If thou wise be will / Six keep thou which I thee ken
Six rules against the sins of the tongue — one quatrain translating two
Latin hexameters inserted in two MSS of the Book of Vices and Virtues, and also occuring
Title(s): Book of Vices and Virtues
Subjects: tongue, destructive power of; advice, moral; translations
1.Source: London, British Library Addit. 17013
, f. 17vb
Ȝif þou wis be wil
sixe kepe þou whilke I þe
What þou seist whom til
of whom how whi where
Note: Written as prose
Francis, Winthrop Nelson,
The Book of Vices and Virtues: A Fourteenth-Century English Translation
of the Somme le Roi of Lorens d’Orleans.
o.s. 217 (1942); repr. 1987: lxii, 54.
2.Source: Oxford, Merton College Lat. 248
, f. 167ra
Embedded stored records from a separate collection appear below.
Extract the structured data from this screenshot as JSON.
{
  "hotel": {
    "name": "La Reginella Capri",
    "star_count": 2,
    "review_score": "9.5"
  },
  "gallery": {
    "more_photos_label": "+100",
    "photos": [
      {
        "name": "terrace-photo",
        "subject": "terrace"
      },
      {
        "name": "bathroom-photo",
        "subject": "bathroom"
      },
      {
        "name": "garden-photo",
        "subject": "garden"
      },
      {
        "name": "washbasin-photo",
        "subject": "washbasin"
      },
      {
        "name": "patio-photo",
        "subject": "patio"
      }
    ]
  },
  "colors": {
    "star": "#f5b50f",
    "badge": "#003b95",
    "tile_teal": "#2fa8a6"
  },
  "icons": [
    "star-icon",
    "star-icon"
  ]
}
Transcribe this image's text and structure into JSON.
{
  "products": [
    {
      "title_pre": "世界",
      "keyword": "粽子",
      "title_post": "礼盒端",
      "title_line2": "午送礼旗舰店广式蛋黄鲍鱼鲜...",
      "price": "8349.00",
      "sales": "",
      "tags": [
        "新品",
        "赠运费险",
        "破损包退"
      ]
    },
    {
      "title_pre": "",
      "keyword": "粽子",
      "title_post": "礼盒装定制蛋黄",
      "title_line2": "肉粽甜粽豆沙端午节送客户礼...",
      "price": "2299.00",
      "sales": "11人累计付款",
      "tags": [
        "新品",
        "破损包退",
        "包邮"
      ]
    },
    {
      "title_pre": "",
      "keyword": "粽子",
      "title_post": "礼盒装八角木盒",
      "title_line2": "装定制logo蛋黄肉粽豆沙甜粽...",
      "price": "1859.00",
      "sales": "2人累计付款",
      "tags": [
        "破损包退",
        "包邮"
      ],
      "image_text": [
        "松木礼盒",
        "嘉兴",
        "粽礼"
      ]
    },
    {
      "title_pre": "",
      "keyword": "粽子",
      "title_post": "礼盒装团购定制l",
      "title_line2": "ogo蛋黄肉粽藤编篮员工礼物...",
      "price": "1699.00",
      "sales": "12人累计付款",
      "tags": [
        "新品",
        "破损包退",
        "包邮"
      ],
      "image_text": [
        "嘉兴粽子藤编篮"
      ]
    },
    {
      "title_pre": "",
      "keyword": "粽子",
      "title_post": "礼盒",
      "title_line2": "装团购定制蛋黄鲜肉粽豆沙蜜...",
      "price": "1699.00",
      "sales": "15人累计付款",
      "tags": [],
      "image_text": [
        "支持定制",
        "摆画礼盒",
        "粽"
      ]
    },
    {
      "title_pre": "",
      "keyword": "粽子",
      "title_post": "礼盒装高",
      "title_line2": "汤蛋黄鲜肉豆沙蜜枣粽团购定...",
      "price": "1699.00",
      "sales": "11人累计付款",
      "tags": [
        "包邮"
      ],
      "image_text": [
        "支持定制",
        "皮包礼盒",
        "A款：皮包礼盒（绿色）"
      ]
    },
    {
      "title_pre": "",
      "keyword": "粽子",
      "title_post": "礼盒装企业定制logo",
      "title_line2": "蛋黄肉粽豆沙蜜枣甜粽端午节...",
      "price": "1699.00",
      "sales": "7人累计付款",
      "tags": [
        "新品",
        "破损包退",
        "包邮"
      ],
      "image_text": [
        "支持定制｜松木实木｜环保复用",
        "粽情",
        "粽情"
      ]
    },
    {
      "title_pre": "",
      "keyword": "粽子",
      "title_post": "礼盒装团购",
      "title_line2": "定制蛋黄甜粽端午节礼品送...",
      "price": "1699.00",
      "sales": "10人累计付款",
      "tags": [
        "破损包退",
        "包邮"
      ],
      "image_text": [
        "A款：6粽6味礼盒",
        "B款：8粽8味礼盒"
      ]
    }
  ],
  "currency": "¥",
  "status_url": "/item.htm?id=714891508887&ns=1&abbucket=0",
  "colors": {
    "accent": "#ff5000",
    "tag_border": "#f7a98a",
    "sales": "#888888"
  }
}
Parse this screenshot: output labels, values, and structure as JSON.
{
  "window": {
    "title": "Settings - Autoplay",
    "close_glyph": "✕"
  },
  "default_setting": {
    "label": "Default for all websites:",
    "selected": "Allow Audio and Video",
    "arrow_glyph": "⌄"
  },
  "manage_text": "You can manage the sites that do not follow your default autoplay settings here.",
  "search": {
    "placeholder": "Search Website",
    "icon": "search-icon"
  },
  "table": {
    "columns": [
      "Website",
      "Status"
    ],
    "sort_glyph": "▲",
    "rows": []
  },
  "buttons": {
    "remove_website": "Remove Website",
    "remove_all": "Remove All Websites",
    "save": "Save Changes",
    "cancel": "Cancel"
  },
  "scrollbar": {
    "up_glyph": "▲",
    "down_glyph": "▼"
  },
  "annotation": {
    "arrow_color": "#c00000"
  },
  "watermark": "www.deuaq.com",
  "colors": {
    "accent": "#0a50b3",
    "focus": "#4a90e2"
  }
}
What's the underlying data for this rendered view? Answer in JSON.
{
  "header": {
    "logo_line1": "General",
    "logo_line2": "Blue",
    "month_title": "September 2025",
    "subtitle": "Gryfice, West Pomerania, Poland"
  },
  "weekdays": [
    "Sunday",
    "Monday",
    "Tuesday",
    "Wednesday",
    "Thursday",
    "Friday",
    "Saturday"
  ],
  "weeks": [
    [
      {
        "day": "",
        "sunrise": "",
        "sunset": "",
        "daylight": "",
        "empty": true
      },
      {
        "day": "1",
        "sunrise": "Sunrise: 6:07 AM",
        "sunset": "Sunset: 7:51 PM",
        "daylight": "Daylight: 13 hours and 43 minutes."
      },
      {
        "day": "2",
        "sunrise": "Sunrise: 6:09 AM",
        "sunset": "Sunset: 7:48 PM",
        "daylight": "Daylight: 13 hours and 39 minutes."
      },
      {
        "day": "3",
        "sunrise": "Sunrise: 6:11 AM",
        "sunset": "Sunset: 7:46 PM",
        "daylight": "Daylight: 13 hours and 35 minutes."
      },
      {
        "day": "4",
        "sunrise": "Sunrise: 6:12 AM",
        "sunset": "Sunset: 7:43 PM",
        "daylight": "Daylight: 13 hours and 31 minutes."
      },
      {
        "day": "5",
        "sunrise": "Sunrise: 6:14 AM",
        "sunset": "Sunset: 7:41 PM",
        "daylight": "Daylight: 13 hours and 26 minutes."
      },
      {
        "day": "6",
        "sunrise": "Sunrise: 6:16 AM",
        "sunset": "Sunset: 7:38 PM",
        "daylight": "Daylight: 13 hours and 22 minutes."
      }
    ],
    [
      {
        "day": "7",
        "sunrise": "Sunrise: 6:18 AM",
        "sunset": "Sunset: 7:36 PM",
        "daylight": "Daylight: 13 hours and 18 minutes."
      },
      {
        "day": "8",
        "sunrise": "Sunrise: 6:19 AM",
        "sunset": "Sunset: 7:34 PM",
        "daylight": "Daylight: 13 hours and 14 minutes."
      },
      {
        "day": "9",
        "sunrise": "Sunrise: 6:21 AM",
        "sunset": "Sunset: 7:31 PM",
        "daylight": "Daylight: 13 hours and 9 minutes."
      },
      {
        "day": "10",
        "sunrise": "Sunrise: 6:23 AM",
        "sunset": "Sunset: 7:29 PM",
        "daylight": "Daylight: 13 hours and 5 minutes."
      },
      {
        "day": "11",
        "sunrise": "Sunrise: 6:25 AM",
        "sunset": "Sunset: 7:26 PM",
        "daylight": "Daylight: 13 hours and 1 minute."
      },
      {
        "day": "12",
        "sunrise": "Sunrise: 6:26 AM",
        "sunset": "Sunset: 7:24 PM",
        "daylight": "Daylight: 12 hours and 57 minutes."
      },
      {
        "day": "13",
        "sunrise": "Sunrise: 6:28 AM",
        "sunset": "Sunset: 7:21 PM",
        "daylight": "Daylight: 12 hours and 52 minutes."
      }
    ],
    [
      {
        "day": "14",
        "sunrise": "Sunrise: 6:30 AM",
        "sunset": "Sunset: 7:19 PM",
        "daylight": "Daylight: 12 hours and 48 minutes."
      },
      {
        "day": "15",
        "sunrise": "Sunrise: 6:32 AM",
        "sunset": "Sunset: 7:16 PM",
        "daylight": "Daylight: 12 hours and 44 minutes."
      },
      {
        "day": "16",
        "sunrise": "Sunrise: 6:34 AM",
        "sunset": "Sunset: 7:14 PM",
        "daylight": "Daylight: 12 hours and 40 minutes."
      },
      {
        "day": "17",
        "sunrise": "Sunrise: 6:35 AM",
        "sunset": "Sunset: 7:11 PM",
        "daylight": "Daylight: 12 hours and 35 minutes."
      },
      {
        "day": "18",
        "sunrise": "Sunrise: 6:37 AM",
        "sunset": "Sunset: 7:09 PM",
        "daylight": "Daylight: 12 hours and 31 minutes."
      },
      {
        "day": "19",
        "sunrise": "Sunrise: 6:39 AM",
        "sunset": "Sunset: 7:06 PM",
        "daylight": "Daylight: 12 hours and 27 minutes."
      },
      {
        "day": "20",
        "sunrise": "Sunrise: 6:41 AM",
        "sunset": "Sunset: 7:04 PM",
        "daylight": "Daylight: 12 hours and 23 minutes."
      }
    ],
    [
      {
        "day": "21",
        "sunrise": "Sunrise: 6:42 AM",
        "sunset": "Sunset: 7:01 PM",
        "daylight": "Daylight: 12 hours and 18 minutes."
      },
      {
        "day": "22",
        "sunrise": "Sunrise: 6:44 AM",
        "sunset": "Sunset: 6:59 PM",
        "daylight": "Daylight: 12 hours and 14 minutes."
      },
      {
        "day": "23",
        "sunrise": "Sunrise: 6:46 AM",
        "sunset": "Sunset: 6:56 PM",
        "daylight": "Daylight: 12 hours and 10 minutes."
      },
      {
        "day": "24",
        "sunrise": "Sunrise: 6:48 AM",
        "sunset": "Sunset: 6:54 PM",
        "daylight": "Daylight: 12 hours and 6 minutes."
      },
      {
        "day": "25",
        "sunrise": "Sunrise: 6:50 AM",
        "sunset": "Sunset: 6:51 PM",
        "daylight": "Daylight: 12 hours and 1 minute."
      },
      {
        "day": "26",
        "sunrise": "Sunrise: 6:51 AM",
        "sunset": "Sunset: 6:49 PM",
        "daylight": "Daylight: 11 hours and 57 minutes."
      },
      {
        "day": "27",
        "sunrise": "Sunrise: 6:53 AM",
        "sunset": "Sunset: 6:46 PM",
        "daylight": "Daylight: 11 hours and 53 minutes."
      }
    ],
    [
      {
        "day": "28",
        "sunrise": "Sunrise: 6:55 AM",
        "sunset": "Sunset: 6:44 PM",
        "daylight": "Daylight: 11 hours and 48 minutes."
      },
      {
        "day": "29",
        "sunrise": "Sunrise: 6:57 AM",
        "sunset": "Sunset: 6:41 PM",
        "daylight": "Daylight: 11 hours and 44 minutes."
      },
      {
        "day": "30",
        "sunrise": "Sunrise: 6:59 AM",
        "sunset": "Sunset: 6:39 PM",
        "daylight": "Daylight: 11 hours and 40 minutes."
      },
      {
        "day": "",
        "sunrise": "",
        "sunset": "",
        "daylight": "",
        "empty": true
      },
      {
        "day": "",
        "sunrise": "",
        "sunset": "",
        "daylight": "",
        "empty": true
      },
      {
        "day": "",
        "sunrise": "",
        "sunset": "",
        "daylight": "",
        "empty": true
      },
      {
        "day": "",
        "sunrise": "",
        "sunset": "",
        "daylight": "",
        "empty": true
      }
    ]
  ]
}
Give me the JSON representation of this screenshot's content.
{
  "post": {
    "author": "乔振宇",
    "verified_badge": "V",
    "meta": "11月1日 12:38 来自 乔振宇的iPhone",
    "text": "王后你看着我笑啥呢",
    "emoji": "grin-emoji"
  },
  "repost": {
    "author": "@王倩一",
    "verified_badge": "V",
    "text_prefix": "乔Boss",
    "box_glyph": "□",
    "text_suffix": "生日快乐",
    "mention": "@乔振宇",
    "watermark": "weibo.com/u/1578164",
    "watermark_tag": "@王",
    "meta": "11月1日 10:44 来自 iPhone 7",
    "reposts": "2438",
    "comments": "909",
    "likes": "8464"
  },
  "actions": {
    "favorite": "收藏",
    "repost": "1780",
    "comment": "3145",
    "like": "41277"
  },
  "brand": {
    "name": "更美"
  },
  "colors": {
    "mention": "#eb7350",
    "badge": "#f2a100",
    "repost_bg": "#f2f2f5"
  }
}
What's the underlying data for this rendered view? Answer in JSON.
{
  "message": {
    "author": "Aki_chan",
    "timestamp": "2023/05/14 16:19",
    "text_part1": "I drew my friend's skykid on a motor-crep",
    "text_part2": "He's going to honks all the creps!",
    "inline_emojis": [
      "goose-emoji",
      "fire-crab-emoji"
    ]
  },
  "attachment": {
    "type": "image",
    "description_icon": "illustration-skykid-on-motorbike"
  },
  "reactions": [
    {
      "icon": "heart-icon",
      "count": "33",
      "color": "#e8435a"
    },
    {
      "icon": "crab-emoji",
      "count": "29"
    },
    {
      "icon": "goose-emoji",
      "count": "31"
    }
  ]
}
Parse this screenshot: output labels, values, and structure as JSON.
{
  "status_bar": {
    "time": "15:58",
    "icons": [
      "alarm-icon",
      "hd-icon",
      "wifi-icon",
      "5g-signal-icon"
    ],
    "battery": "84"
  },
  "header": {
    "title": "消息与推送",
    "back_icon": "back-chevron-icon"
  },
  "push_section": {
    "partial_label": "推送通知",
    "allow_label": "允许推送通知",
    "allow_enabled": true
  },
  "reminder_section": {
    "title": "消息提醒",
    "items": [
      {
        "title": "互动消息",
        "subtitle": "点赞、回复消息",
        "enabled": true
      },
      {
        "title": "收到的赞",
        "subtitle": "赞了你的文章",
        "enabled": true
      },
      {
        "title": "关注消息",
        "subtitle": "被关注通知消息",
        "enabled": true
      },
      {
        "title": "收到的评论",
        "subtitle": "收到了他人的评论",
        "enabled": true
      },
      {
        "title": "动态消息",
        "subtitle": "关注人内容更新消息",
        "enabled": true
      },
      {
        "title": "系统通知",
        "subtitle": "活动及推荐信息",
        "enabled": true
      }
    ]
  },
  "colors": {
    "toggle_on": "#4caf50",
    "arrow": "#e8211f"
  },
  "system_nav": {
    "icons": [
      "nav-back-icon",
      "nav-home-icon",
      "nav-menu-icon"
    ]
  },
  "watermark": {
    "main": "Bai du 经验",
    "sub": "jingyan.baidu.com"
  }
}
If yow wise worze wille
þi sex kepen wylke I þe ken
yow says and womme tys
of womme to womme ow and wen
Note: Occurs separately.
“Unrecorded Middle-English Verses.”
92 (1974): 55-78: 64.
3.Source: Edinburgh, National Library of Scotland, Advocates’ 18.7.21
, f. 151va
ȝif þu wis worþe wel
Þese sex kep wich i þe
Wat þu seyst wam til
Of wam & wy wer an wanne
Note: Occurs separately in John Grimestone’s sermon notebook,
translating Si sapiens fore vis… which precedes it.
Attributed Title: De Sapientia (f. 151va)
A Descriptive Index of the English Lyrics in John of Grimestone’s
Medium Ævum Monographs
n.s. 2. Oxford, 1973: 61.